Insurance is a sensible part of any financial plan. Good insurance should be designed as a temporal tool. For instance, you buy life insurance during a specific time period in your life when your dependents would be financially devastated by your death. This is why term life insurance is almost always the right option for life insurance – it is designed to cover a specific long duration period in your life when your dependents are most likely to be negatively impacted by your death. 20 year term life insurance is a long duration instrument with a negative expected real return except in case of death in which case it exhibits a very asymmetric and acute positive real return. You’re buying a long-term asset that is designed to lose money, but will create a very large short-term real return in the case of an outlier risk event.

Investment portfolio insurance is a more interesting thought exercise. In our All Duration model instruments like options, gold, managed futures, long T-Bonds and cryptocurrency all exhibit characteristics that are similar to insurance. That is, they often exhibit long periods of low real returns, but in specific and unusual environments they often generate very large short-term returns. This makes sense because each of these instruments generally insure against very specific things such as tail risk, inflation, deflation and fiat currency risk.

But in a world of positive real return cash the story changes. After all, insurance is designed to provide you with short-term certainty around an uncertain outlier event. And when cash is yielding a high real return I think you can argue that cash is the ultimate portfolio insurance.

There was a popular paper published back in 2017 that described how T-Bills outperform most common stocks:

Four out of every seven common stocks that have appeared in the CRSP database since 1926 have lifetime buy-and-hold returns less than one-month Treasuries.1

This is true, in large part, because T-Bills had high positive real returns for much of the last 90 years. When T-Bills have positive real yields your financial certainty is very high. When T-Bills have negative real yields financial certainty tends to be low. This is because the Fed will be maintaining a highly unusual policy stance when real yields are low. For instance, financial uncertainty has been relatively high over the last 25 years because we’ve had a series of booms and busts around the Nasdaq bubble, GFC and Covid. So the Fed remained unusually easy for much of this period and that resulted in low real T-Bill yields. The low inflation resulted in a policy stance that was literally trying to force people out of cash and into other instruments. These are periods where broader diversification makes a lot of sense because the unusual environment results in negative real returns in cash and uneven returns across stocks and bonds.

This story changes substantially when cash yields a high real return like today. In other words, when cash yields a high real return it becomes the ultimate insurance instrument because it gives you a risk free inflation beating return in the short-term.

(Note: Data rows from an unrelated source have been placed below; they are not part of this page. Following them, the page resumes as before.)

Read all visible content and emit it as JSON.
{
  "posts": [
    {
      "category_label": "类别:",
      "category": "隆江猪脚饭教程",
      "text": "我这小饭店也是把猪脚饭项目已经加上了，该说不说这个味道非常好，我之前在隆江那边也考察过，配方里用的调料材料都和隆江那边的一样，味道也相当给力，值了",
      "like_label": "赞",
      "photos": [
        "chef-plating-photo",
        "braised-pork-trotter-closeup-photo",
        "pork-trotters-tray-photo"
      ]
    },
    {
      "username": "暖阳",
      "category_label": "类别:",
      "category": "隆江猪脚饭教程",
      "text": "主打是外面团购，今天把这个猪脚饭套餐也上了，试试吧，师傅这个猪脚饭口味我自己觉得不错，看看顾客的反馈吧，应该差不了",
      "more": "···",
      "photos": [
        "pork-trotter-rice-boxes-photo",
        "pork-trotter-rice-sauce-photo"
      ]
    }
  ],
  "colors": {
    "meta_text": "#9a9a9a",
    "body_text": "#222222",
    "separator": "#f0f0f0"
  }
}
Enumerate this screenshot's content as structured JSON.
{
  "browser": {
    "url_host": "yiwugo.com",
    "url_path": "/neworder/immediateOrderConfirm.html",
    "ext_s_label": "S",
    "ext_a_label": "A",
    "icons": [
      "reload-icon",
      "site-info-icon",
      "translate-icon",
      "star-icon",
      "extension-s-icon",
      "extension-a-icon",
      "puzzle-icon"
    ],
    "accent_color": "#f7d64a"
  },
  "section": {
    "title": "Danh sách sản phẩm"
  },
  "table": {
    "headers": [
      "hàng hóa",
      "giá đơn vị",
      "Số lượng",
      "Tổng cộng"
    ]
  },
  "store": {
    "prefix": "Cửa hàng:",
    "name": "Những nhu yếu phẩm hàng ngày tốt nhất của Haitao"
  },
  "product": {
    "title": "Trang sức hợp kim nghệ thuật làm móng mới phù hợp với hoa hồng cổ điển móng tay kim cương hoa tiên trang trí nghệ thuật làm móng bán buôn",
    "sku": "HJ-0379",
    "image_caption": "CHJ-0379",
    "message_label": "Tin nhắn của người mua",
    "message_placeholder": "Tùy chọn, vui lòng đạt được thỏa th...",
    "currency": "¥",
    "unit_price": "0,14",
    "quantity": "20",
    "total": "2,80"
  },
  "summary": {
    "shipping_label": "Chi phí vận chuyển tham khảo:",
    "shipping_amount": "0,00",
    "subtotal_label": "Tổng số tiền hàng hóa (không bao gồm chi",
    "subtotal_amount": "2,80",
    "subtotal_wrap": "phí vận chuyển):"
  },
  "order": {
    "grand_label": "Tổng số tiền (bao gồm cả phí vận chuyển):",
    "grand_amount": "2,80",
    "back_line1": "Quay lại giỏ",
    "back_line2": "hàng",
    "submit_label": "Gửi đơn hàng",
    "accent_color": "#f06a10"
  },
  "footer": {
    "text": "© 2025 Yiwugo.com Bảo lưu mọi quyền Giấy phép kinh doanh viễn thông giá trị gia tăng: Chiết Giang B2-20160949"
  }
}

And that is the ultimate form of financial certainty.

1 – Bessembinder, Hendrik (Hank), Do Stocks Outperform Treasury Bills? (May 28, 2018). Journal of Financial Economics (JFE), Forthcoming, Available at SSRN: or